Copy each line of the material beneath that holds the word "Staples".

————————

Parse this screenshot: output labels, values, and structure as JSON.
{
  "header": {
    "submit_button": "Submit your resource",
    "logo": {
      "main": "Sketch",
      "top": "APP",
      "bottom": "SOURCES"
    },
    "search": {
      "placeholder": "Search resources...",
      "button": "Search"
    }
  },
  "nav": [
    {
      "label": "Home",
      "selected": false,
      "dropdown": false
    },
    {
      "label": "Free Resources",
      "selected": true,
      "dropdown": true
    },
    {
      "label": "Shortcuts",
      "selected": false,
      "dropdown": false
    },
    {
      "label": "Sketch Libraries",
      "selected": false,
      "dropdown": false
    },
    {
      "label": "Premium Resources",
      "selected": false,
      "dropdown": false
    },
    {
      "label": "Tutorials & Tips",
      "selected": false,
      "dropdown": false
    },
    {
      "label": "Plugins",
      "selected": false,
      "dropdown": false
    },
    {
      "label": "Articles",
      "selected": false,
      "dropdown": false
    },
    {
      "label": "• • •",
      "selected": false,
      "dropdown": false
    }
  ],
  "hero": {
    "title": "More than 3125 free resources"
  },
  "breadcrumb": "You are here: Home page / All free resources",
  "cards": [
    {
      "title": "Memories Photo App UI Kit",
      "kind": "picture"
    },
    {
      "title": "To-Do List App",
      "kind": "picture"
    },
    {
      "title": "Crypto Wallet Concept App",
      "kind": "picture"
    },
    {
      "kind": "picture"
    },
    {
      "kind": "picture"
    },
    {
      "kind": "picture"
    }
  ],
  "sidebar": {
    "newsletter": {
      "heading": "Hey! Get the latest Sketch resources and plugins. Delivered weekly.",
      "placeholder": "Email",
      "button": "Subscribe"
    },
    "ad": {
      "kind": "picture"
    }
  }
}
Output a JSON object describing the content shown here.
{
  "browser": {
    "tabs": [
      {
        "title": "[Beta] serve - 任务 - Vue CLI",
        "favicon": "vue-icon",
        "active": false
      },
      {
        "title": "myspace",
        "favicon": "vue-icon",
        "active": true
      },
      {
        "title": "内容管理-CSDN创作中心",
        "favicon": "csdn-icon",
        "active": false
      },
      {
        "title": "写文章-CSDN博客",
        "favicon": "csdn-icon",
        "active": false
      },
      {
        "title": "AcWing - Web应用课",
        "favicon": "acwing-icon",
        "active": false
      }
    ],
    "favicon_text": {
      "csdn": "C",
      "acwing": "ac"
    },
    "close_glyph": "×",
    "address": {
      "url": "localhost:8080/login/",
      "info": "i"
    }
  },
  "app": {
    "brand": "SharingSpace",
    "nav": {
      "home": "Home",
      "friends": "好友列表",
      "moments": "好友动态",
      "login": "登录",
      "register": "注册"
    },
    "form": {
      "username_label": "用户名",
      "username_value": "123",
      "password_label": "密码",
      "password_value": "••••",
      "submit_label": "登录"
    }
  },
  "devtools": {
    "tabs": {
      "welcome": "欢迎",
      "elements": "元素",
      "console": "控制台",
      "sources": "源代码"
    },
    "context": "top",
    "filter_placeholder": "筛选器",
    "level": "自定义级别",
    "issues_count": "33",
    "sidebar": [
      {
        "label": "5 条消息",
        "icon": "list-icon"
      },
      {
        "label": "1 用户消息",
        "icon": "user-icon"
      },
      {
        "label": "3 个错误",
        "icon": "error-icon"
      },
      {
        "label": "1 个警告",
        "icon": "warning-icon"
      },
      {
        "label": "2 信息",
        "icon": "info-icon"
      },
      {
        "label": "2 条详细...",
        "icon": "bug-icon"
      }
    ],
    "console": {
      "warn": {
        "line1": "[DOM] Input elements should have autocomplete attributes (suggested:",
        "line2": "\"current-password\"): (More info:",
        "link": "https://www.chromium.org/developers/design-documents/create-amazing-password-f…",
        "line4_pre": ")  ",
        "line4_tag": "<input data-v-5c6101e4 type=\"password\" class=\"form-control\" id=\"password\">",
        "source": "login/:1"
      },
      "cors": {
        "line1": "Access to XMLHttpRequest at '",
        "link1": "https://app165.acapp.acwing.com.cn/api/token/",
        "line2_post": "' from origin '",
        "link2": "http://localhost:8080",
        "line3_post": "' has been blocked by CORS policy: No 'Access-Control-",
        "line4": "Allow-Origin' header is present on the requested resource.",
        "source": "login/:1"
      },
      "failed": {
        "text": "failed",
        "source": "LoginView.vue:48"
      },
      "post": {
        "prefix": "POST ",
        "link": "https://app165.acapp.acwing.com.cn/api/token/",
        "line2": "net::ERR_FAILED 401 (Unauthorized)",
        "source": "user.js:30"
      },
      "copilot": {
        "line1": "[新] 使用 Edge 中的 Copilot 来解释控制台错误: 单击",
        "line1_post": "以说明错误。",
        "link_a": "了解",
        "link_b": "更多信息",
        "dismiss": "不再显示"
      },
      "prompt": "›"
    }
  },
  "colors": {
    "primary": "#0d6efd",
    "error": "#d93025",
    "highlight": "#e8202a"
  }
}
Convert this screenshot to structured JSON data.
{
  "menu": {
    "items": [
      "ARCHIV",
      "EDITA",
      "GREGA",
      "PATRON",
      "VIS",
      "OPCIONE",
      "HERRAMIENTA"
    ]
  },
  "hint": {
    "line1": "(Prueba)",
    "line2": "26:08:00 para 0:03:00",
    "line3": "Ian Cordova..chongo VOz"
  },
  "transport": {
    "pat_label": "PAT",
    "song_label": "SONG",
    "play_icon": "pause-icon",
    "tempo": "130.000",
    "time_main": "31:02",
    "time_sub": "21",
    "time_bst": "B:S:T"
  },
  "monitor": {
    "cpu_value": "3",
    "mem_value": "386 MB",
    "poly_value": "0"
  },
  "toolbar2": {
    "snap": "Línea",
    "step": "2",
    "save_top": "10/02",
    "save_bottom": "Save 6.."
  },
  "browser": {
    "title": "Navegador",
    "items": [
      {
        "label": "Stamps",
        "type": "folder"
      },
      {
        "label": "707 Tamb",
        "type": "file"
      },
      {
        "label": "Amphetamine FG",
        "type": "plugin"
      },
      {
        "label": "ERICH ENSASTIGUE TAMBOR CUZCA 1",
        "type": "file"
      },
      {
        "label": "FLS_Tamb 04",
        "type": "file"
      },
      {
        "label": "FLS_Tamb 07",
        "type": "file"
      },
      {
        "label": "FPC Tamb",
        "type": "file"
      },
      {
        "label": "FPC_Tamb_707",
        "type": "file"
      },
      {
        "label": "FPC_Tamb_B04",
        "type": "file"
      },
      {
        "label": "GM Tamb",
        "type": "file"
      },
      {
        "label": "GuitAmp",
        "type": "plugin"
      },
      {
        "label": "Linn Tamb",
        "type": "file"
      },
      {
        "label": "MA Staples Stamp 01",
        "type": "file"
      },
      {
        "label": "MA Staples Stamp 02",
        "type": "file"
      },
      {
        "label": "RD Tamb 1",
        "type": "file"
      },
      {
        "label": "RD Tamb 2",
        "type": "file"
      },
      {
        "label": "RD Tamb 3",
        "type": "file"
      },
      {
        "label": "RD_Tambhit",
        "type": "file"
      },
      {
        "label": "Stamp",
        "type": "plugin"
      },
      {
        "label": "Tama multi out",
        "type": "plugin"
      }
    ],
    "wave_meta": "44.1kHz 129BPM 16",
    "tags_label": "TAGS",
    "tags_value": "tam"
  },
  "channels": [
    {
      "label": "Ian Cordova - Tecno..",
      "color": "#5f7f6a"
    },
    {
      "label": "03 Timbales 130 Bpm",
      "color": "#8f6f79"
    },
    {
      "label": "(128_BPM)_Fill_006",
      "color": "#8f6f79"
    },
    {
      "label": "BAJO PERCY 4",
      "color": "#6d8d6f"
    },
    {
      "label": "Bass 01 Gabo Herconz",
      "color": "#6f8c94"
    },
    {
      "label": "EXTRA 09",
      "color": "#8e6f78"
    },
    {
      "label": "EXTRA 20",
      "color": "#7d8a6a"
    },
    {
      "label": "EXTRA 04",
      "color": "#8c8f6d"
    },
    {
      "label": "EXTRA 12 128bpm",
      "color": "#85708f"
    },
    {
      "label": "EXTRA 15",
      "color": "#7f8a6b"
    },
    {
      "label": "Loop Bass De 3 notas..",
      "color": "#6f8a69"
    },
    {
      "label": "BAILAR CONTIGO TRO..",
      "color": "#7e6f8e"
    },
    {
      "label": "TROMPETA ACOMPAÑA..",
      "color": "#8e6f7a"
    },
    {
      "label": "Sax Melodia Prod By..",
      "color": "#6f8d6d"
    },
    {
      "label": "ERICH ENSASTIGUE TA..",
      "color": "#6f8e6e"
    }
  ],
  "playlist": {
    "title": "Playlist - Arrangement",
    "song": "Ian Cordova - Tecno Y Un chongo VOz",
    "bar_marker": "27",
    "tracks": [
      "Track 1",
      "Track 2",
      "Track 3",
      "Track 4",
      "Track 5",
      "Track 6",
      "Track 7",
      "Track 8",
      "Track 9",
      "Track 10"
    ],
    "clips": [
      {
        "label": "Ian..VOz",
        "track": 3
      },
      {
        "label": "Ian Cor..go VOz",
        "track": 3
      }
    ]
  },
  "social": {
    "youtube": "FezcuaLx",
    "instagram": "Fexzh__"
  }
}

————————

*Problem solution*
        "label": "MA Staples Stamp 01",
        "label": "MA Staples Stamp 02",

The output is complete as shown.